[Records from a data source]
☆ ☆ ☆
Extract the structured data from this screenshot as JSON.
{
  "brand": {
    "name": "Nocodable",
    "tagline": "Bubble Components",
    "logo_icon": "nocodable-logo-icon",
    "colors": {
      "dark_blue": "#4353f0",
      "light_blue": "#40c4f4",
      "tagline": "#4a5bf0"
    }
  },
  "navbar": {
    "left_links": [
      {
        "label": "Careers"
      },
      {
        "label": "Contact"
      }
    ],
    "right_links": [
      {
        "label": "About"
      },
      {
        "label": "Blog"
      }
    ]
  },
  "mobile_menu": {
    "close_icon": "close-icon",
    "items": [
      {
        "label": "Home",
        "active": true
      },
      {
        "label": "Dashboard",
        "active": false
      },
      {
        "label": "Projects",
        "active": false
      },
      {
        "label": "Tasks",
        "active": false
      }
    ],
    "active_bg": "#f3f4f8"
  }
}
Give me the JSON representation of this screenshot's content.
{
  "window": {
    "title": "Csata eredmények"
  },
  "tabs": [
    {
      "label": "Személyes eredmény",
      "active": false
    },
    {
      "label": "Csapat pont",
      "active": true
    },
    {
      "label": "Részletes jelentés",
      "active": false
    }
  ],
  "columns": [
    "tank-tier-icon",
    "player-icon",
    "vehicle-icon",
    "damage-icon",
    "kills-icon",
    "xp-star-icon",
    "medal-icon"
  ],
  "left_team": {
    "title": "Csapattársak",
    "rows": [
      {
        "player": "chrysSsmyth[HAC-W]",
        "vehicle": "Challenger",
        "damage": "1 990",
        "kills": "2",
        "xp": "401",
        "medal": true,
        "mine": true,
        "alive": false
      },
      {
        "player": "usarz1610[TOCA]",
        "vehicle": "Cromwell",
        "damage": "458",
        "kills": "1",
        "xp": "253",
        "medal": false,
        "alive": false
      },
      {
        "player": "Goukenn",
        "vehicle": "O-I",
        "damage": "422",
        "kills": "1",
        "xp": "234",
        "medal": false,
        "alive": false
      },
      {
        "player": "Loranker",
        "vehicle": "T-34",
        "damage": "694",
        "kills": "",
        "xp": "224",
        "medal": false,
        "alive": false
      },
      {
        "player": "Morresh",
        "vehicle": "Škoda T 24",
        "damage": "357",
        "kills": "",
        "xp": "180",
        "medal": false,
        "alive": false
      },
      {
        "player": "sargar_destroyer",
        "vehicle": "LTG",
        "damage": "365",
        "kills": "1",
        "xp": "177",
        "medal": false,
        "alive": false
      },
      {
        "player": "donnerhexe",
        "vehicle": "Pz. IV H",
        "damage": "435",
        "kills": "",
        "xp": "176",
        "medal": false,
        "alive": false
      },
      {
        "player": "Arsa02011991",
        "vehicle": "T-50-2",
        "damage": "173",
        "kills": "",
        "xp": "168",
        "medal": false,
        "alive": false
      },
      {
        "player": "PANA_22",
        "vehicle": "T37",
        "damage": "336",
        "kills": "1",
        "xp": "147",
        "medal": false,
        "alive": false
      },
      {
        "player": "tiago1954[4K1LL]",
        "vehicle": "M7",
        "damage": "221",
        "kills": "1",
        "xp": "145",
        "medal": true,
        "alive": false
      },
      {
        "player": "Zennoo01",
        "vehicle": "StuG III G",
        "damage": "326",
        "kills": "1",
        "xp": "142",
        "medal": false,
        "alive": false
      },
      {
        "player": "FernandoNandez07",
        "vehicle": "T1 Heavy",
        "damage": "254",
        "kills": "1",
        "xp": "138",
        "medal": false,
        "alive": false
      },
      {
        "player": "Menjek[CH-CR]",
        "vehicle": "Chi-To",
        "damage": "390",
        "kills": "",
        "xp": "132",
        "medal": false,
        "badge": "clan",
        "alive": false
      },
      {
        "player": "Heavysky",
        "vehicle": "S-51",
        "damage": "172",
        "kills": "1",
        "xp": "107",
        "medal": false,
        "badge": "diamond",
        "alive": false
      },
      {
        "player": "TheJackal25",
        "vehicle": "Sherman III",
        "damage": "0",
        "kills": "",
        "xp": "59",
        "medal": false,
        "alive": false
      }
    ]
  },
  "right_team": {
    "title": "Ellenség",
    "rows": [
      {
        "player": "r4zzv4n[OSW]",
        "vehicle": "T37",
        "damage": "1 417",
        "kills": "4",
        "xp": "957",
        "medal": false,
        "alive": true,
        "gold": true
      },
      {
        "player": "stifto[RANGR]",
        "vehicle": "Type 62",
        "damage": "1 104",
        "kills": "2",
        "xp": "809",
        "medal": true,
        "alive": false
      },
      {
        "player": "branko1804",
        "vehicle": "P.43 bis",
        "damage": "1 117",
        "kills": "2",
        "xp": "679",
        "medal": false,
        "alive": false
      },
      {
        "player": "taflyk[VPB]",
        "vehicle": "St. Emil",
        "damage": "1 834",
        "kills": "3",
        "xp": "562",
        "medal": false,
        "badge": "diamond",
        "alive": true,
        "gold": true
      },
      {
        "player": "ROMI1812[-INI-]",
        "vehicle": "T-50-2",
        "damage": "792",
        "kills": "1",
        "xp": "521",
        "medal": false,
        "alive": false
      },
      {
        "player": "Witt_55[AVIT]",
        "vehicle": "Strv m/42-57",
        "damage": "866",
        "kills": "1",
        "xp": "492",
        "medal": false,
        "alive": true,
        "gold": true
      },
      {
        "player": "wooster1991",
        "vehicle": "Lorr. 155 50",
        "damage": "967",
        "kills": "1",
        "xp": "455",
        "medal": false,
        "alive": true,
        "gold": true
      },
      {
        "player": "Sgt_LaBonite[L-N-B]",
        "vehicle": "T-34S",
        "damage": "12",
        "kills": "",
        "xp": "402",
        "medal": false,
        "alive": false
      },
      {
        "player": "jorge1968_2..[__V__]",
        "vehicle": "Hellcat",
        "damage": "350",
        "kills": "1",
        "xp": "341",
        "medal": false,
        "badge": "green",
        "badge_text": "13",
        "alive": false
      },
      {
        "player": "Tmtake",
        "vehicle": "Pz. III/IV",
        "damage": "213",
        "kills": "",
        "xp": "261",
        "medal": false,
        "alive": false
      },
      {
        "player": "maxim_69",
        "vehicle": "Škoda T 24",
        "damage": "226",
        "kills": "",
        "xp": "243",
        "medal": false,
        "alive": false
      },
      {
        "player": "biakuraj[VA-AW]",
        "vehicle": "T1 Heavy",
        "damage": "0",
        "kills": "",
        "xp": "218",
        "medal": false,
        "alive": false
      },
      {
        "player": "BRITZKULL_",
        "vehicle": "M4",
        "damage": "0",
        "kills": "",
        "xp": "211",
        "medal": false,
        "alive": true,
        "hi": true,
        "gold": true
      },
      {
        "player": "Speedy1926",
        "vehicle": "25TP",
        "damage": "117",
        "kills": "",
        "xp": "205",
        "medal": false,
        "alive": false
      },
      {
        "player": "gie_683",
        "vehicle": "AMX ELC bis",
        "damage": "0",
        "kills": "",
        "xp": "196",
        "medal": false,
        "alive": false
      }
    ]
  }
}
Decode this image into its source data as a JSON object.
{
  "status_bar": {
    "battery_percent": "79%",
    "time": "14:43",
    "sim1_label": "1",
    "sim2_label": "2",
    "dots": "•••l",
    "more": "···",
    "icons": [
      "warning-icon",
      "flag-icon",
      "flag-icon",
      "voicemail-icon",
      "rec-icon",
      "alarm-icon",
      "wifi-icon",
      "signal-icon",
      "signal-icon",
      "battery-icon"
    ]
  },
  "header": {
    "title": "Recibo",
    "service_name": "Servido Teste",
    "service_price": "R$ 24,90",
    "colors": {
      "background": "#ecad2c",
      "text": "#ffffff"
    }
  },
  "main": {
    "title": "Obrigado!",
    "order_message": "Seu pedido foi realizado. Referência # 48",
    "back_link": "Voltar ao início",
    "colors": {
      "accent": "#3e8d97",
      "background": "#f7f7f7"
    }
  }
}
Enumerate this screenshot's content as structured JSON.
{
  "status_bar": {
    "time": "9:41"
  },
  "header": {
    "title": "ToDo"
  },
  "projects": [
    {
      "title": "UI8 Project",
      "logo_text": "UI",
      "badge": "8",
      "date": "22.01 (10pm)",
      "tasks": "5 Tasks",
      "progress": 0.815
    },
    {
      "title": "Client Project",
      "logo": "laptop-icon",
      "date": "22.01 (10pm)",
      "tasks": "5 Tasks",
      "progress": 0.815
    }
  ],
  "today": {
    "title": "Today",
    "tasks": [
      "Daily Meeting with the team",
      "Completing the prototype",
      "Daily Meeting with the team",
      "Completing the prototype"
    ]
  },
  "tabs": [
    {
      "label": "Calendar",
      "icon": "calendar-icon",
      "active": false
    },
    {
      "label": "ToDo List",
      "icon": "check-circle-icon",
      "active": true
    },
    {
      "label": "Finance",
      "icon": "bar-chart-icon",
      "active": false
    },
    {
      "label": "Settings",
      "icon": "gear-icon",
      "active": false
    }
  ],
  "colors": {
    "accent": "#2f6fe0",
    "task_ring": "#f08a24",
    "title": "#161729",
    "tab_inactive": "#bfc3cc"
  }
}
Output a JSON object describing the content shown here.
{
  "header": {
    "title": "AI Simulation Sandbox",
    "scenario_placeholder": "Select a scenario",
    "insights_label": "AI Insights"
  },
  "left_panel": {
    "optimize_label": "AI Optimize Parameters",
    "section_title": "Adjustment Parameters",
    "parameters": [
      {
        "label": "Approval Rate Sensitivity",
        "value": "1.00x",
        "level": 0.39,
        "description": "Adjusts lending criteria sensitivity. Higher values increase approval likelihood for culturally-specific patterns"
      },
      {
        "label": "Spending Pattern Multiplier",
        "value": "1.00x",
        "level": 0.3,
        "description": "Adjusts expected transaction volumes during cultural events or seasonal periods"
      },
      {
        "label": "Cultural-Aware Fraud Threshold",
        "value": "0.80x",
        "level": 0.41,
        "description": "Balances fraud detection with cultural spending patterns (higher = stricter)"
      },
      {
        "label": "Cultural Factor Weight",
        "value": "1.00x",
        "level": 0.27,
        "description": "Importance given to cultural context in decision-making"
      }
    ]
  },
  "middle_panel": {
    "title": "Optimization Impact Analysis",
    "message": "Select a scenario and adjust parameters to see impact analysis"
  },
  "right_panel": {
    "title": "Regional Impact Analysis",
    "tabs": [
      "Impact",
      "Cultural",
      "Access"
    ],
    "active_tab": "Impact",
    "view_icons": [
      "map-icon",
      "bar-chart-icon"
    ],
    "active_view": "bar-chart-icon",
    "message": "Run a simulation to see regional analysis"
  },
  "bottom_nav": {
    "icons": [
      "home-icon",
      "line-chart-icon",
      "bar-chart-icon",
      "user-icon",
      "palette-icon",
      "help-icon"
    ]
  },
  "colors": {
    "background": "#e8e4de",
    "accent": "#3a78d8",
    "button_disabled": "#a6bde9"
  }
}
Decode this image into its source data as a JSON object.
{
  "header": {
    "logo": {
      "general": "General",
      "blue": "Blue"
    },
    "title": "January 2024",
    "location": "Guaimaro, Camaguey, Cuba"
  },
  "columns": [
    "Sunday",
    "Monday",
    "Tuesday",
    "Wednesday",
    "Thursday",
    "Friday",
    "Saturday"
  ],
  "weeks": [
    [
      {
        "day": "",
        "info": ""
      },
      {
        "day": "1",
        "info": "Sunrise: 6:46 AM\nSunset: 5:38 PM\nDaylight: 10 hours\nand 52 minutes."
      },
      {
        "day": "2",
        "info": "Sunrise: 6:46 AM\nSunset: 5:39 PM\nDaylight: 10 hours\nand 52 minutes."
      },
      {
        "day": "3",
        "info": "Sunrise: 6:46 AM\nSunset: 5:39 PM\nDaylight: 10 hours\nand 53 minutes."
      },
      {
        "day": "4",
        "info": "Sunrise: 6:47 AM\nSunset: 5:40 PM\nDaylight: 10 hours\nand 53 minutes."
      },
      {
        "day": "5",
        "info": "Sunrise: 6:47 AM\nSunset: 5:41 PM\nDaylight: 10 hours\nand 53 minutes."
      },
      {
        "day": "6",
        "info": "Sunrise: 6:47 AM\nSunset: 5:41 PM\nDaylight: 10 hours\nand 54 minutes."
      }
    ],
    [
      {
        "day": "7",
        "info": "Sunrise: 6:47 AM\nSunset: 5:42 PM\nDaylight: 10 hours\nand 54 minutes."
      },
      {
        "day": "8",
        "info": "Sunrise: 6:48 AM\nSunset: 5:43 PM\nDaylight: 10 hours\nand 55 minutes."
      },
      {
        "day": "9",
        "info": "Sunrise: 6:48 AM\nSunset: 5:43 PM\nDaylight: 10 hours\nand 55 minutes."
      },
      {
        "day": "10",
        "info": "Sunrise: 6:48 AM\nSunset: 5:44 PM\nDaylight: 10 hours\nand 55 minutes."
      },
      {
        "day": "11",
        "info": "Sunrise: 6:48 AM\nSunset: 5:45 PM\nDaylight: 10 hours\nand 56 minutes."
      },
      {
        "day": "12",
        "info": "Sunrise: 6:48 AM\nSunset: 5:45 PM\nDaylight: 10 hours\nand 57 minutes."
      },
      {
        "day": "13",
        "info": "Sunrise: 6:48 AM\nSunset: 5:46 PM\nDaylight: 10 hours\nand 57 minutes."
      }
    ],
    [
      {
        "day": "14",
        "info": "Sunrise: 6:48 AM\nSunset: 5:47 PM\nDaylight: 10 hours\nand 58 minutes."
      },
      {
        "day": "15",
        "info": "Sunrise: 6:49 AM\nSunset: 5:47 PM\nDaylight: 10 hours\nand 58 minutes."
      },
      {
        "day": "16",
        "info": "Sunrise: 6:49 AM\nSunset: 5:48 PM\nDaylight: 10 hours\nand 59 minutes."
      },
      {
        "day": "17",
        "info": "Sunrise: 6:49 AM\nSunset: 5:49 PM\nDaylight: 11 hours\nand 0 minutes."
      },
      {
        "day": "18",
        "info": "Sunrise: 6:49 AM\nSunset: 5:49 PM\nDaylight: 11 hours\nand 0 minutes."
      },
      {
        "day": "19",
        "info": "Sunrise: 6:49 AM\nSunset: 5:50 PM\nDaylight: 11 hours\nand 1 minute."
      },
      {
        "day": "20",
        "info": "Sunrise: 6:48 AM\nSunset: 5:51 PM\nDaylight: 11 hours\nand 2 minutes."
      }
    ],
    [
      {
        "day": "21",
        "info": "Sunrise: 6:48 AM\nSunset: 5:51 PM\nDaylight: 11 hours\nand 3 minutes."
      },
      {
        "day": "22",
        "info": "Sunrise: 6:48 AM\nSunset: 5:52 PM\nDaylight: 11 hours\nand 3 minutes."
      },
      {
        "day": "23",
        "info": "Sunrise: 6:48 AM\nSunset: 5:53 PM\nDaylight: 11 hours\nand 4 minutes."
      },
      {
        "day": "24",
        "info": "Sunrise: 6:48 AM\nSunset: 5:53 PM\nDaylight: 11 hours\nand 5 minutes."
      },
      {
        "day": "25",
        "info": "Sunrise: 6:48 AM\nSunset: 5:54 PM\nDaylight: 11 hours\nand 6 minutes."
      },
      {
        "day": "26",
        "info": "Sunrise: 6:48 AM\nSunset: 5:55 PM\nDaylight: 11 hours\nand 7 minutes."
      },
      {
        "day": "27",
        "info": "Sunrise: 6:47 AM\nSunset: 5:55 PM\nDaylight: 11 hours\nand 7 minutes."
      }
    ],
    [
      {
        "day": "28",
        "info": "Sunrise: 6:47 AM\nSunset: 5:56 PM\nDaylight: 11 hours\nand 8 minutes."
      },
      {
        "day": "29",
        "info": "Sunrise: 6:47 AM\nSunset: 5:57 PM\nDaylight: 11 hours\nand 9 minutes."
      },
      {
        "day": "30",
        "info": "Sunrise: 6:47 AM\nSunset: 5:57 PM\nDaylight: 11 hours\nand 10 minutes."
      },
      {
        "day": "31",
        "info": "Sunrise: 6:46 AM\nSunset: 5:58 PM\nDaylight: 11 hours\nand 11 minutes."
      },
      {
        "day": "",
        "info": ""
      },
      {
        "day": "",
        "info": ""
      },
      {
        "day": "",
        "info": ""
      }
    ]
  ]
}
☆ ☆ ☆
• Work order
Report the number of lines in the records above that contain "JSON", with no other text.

• Answer for this exercise
6